“My personal take-away message from this book was that, as stepparents and stepchildren, we are, to each other, non-essential personnel and must strive to form our bonds based upon civility and mutual respect (picking up after oneself doesn’t hurt either!). We don’t have to a have a perfect relationship or one that mimics the biological parent-child relationship. Rather, the stepparent-stepchild relationship can take many forms, ranging from a close, warm, family-like interaction to an arms-length but cordial experience, depending upon each individual. Most importantly, a stepmom owes it to herself to carefully evaluate what she can and cannot give her stepchildren in order to preserve her family and avoid burn-out.”
I am incredibly lucky in that Seth and I have a few things working in our favor:
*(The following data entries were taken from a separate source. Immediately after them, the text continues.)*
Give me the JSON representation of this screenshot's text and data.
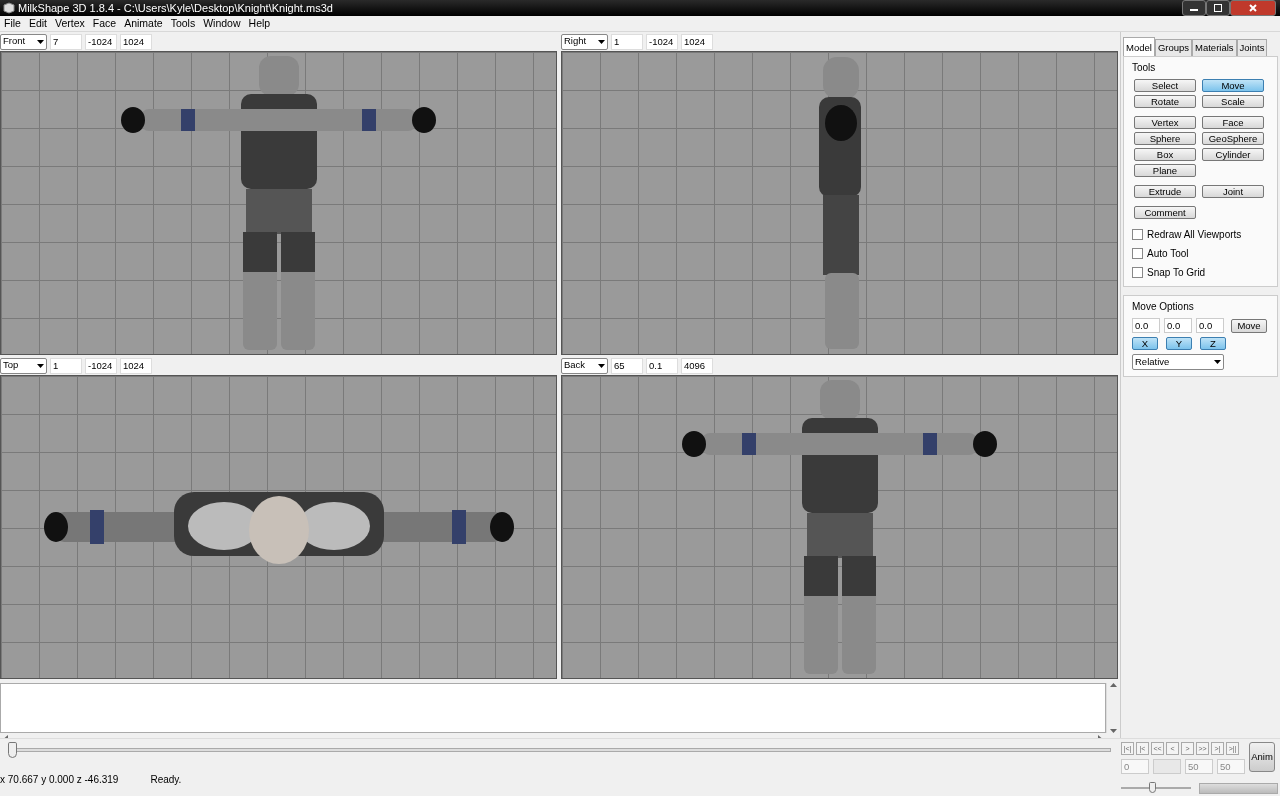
{
  "window": {
    "title": "MilkShape 3D 1.8.4 - C:\\Users\\Kyle\\Desktop\\Knight\\Knight.ms3d"
  },
  "menu": [
    "File",
    "Edit",
    "Vertex",
    "Face",
    "Animate",
    "Tools",
    "Window",
    "Help"
  ],
  "viewports": [
    {
      "view": "Front",
      "kind": "front",
      "field_1": "7",
      "field_2": "-1024",
      "field_3": "1024"
    },
    {
      "view": "Right",
      "kind": "side",
      "field_1": "1",
      "field_2": "-1024",
      "field_3": "1024"
    },
    {
      "view": "Top",
      "kind": "top",
      "field_1": "1",
      "field_2": "-1024",
      "field_3": "1024"
    },
    {
      "view": "Back",
      "kind": "back",
      "field_1": "65",
      "field_2": "0.1",
      "field_3": "4096"
    }
  ],
  "panel": {
    "tabs": [
      {
        "label": "Model",
        "selected": true
      },
      {
        "label": "Groups",
        "selected": false
      },
      {
        "label": "Materials",
        "selected": false
      },
      {
        "label": "Joints",
        "selected": false
      }
    ],
    "tools_title": "Tools",
    "tool_groups": [
      [
        {
          "label": "Select",
          "selected": false
        },
        {
          "label": "Move",
          "selected": true
        },
        {
          "label": "Rotate",
          "selected": false
        },
        {
          "label": "Scale",
          "selected": false
        }
      ],
      [
        {
          "label": "Vertex",
          "selected": false
        },
        {
          "label": "Face",
          "selected": false
        },
        {
          "label": "Sphere",
          "selected": false
        },
        {
          "label": "GeoSphere",
          "selected": false
        },
        {
          "label": "Box",
          "selected": false
        },
        {
          "label": "Cylinder",
          "selected": false
        },
        {
          "label": "Plane",
          "selected": false
        }
      ],
      [
        {
          "label": "Extrude",
          "selected": false
        },
        {
          "label": "Joint",
          "selected": false
        }
      ],
      [
        {
          "label": "Comment",
          "selected": false
        }
      ]
    ],
    "checkboxes": [
      {
        "label": "Redraw All Viewports",
        "checked": false
      },
      {
        "label": "Auto Tool",
        "checked": false
      },
      {
        "label": "Snap To Grid",
        "checked": false
      }
    ],
    "options_title": "Move Options",
    "fields": [
      "0.0",
      "0.0",
      "0.0"
    ],
    "apply_button": "Move",
    "axes": [
      {
        "label": "X",
        "selected": true
      },
      {
        "label": "Y",
        "selected": true
      },
      {
        "label": "Z",
        "selected": true
      }
    ],
    "mode": "Relative"
  },
  "timeline": {
    "level": 0
  },
  "anim": {
    "nav": [
      "|<|",
      "|<",
      "<<",
      "<",
      ">",
      ">>",
      ">|",
      ">||"
    ],
    "frames": [
      {
        "kind": "value",
        "value": "0"
      },
      {
        "kind": "blank"
      },
      {
        "kind": "value",
        "value": "50"
      },
      {
        "kind": "value",
        "value": "50"
      }
    ],
    "button": "Anim",
    "speed": {
      "level": 0.45
    },
    "progress": {
      "level": 0
    }
  },
  "status_bar": {
    "coords": "x 70.667 y 0.000 z -46.319",
    "message": "Ready."
  }
}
1. Seth and I both put our relationship first. He doesn’t take sides with the kids and we discuss all disciplinary decisions or family communication issues with each other. We also listen to each other without reacting defensively. This is critical and from many of the comments on Amazon is appeared the step-mothers did not have support from their husbands. I can’t even imagine having a husband who bows down to the kids demands out of guilt for re-marrying or one who can’t communicate about these issues, because they are huge issues.
2. We understand that we can’t expect the other to love our children as much or in the same way as we love our own. It’s just not possible and I think anyone who expects a significant other to miraculously wake up feeling this way about step-children is digging their own relationship grave. It’s unrealistic.
3. The children were young when we met. Cohen was five and Lily was six. I can’t imagine marrying a man with teenagers.
So far, for me, the biggest challenges of being a step-mother are:
- Adjusting to the sudden presence of three children, not just one.
- Dividing my time between all three, they do crave and demand my attention in their own way
- Handling the fact that Benjamin and I are outnumbered by Seth, Lily and Cohen. I am very sensitive to Benjamin’s experience as well and may overreact when I think Lily or Cohen are picking on him or at him.
I would love your thoughts on this, as I am a total newbie at step-motherhood. What do you think about those Amazon comments? Read more of them here.